  Entry inhibitors are in various stages of development. Fusion inhibitor T-20 is expected to be approved for commercial availability by Spring 2003, and agents that target CCR5, the cellular chemokine coreceptor for HIV binding, are in development. However, CCR5 antagonists may have limited value for patients whose virus preferentially uses the CXCR4 coreceptor; it would therefore be of value to be able to determine the coreceptor use of a given patient's virus. Chris Petropoulos (ICAAC abstract H-2040) from Virologic has developed a an assay to measure coreceptor use. They showed that multiple clones with differing chemokine receptor tropisms (uses) are more commonly present in clinical isolates than previously appreciated. Only 50% of patient virus samples exclusively employed CCR5, 2% used CXCR4, and 48% of samples contained either dual-tropic viruses that used both coreceptors or a mixture of R5 and X4 viruses. As the development of chemokine fusion inhibitors advances, this assay may be useful to preselect those patients more likely to respond to specific agents.

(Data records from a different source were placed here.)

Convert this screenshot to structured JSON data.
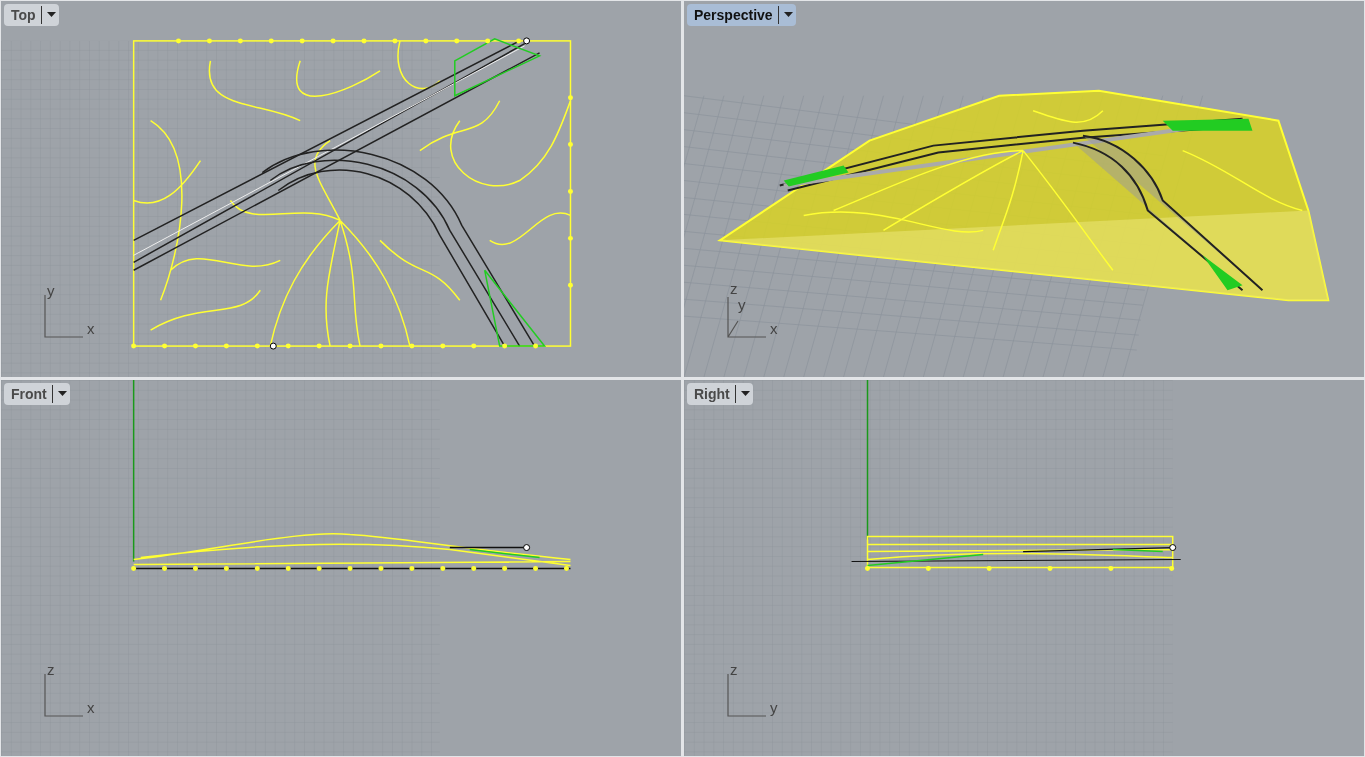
{
  "viewports": [
    {
      "title": "Top",
      "selected": false,
      "kind": "top",
      "axes": [
        "y",
        "x"
      ]
    },
    {
      "title": "Perspective",
      "selected": true,
      "kind": "perspective",
      "axes": [
        "z",
        "y",
        "x"
      ]
    },
    {
      "title": "Front",
      "selected": false,
      "kind": "front",
      "axes": [
        "z",
        "x"
      ]
    },
    {
      "title": "Right",
      "selected": false,
      "kind": "right",
      "axes": [
        "z",
        "y"
      ]
    }
  ]
}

ABSTRACT: Drugs that target HIV-1 entry will complement existing protease and reverse transcriptase inhibitors. CCR5 and CXCR4 co-receptors are promising entry inhibitor targets, but the clinical consequences of this treatment strategy remain uncertain and require further investigation. Existing co-receptor tropism assays are insensitive and lack the capacity to support large clinical studies. HIV env sequences were amplified from plasma samples and inserted into an expression vector. Virions were produced by co-transfecting cells with this env expression vector and an HIV genomic vector lacking env, but containing a luciferase gene. CD4+ cell lines that express either CCR5 or CXCR4 are infected and tropism is evaluated based on luciferase activity in the presence and absence of co-receptor inhibitors. The performance of a new co-receptor tropism assay was evaluated in a cross-sectional survey of >2000 viruses. 48% of the patient viruses used the C CR5 exclusively, 2% used the CXCR4 exclusively, and 50% used both. ``Dual-tropic'' virus populations were comprised of individual viruses that use both receptors, more so than mixtures of viruses utilizing either receptor exclusively. Dual-tropic viruses varied in their ability to utilize CCR5 and CXCR4. Longitudinal analyses identified virus populations undergoing substantial changes in receptor usage. Phylogenetic analyses of env sequences are underway to define pathways for co-receptor switching as well as genetic determinants of receptor tropism and evolution. A rapid, sensitive method to assess HIV-1 co-receptor tropism was developed that has several important applications, including (a) evaluating CCR5 inhibitor candidates for their propensity to generate X4 tropic escape mutants (b) monitoring patients receiving treatment with CCR5 inhibitors for the emergence of X4 tropic strains and (c) identifying patients that harbor X4 virus to support clinical trials of CXCR4 inhibitors.